In 2019, Dubarry made the decision to replatform its website to Shopware 5. It had outgrown its existing platform and Marc wanted to channel the time he spent fixing things towards growing the business. “It’s like the analogy of the guy with his head stuck under the car bonnet. You're never going to improve things unless you can lift your head up and see where you're going,” he said.
As well as consolidating several systems and simplifying things behind the scenes, the new platform would improve the customer experience with relevant recommendations, user-generated content, and product reviews.
It couldn’t have come at a better time. When COVID closed shop doors, Dubarry was ready for the online surge. Since then, the focus has doubled down on ecommerce and Marc is now responsible for driving a significant chunk of the businesses revenue. So it’s been a huge benefit to work with a payments provider that helps to keep things simple.
“Previously, we were working with four different providers, which was not only more expensive, but more complicated."
Dubarry uses Adyen’s payments plugin for Shopware which is built and managed in-house. It gives Dubarry access to key local payment methods, tools to optimise checkout conversions, and fraud prevention straight out of the box. Critically, it also lets Dubarry streamline its operations, as Marc explained:
“Previously, we were working with four different providers, which was not only more expensive, but more complicated. One of the key things we wanted to achieve with the re-platform was to standardise from one market to the next. Adyen allowed us to do that really nicely because there was unified reporting for the accounts teams and a single integration for the tech teams.”
The next step for Dubarry is to consolidate its online and in-store payments into one system. In that way it can provide flexibility to its customers and build a deeper understanding of their behaviour.
“We want to make the customer experience better by having a consolidated view of everything in one place. And I don’t see any reason why we’d need to look past Adyen for this.”
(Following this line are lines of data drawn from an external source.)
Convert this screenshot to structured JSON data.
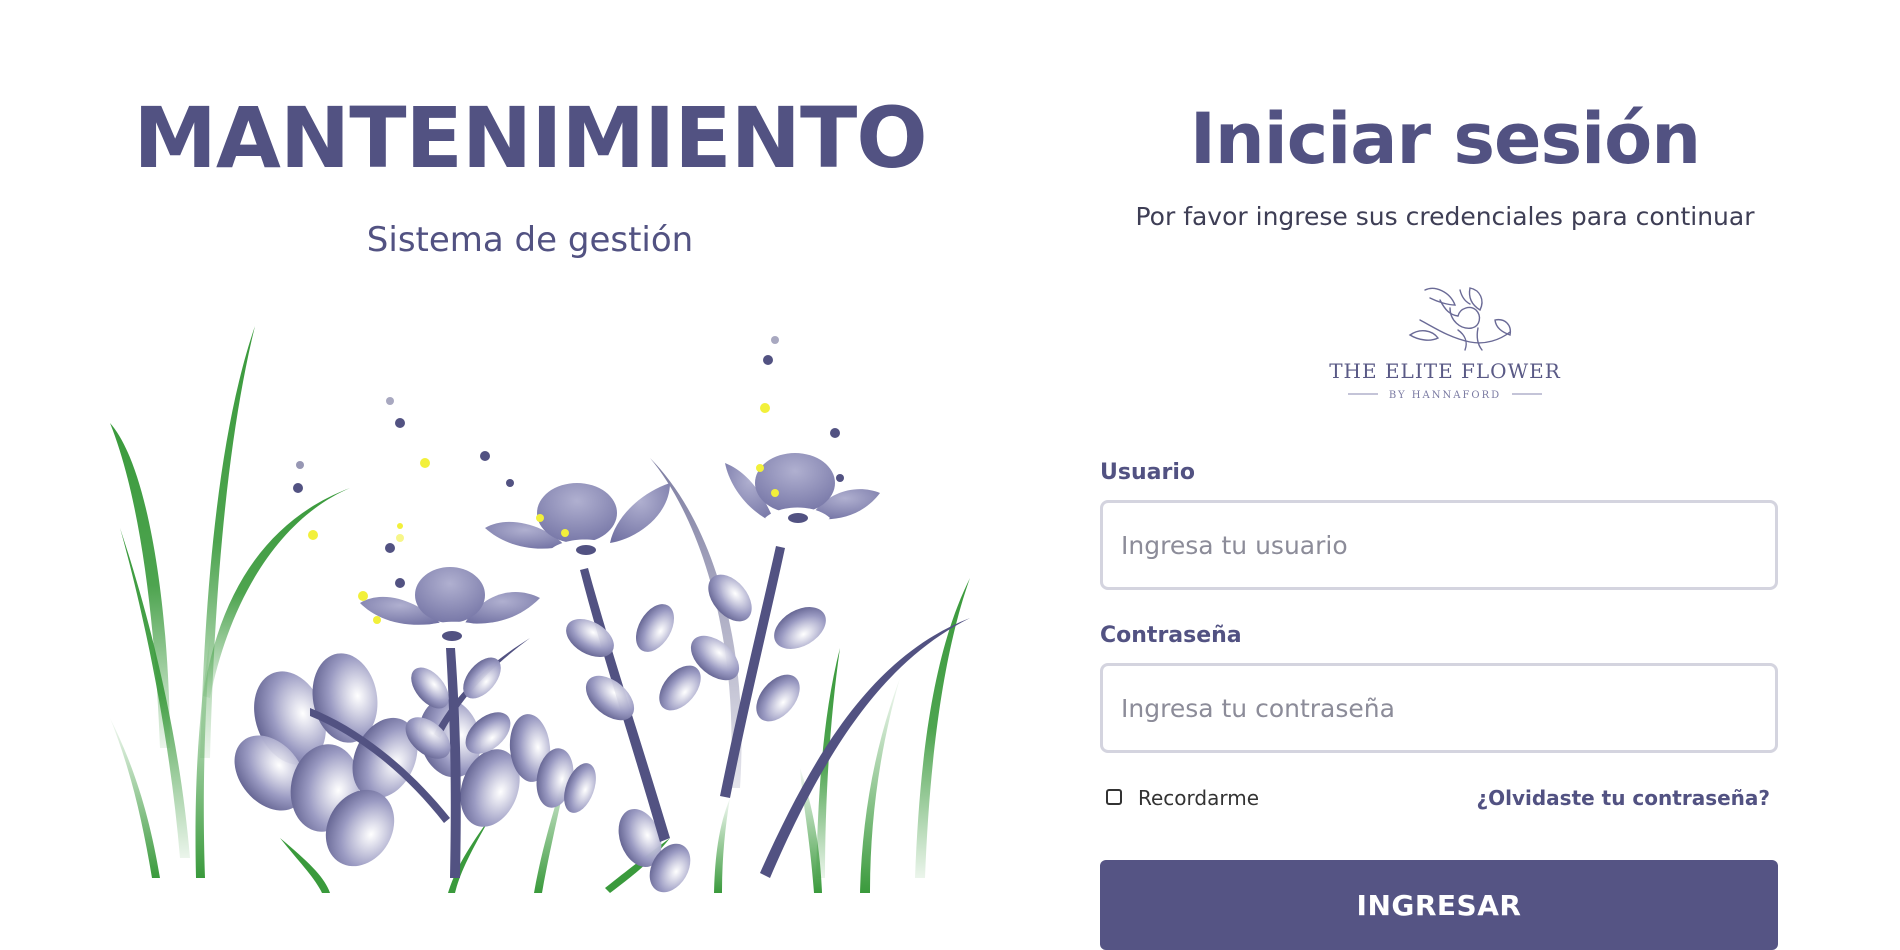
{
  "hero": {
    "title": "MANTENIMIENTO",
    "subtitle": "Sistema de gestión"
  },
  "login": {
    "title": "Iniciar sesión",
    "subtitle": "Por favor ingrese sus credenciales para continuar",
    "logo": {
      "name": "THE ELITE FLOWER",
      "tagline": "BY HANNAFORD"
    },
    "username": {
      "label": "Usuario",
      "placeholder": "Ingresa tu usuario",
      "value": ""
    },
    "password": {
      "label": "Contraseña",
      "placeholder": "Ingresa tu contraseña",
      "value": ""
    },
    "remember_label": "Recordarme",
    "forgot_label": "¿Olvidaste tu contraseña?",
    "submit_label": "INGRESAR"
  },
  "colors": {
    "primary": "#555484",
    "text": "#525282",
    "leaf_green": "#3a9a3c",
    "flower": "#8a8ab6",
    "sparkle": "#f2f03a"
  },
  "icons": {
    "illustration": "flower-garden-illustration",
    "logo": "elite-flower-logo-icon"
  }
}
“Any time a customer wants to give me money, I want to be able to take it, and Adyen operates with the same mindset."
Switching platforms or rolling out new software solutions is always a process, which is why Marc values the service of his providers so highly.
“If you have bad support, you’re looking for a new provider. And Adyen’s was second-to-none. Every time I’ve had questions, I’ve never been left waiting for an answer.”
Ultimately, you need a partner willing to do what it takes to get the job done. For Marc, this means making selling easy: “Any time a customer wants to give me money, I want to be able to take it. Adyen operates with the same mindset: However the customer wants to pay, we’ll support it. That is key.”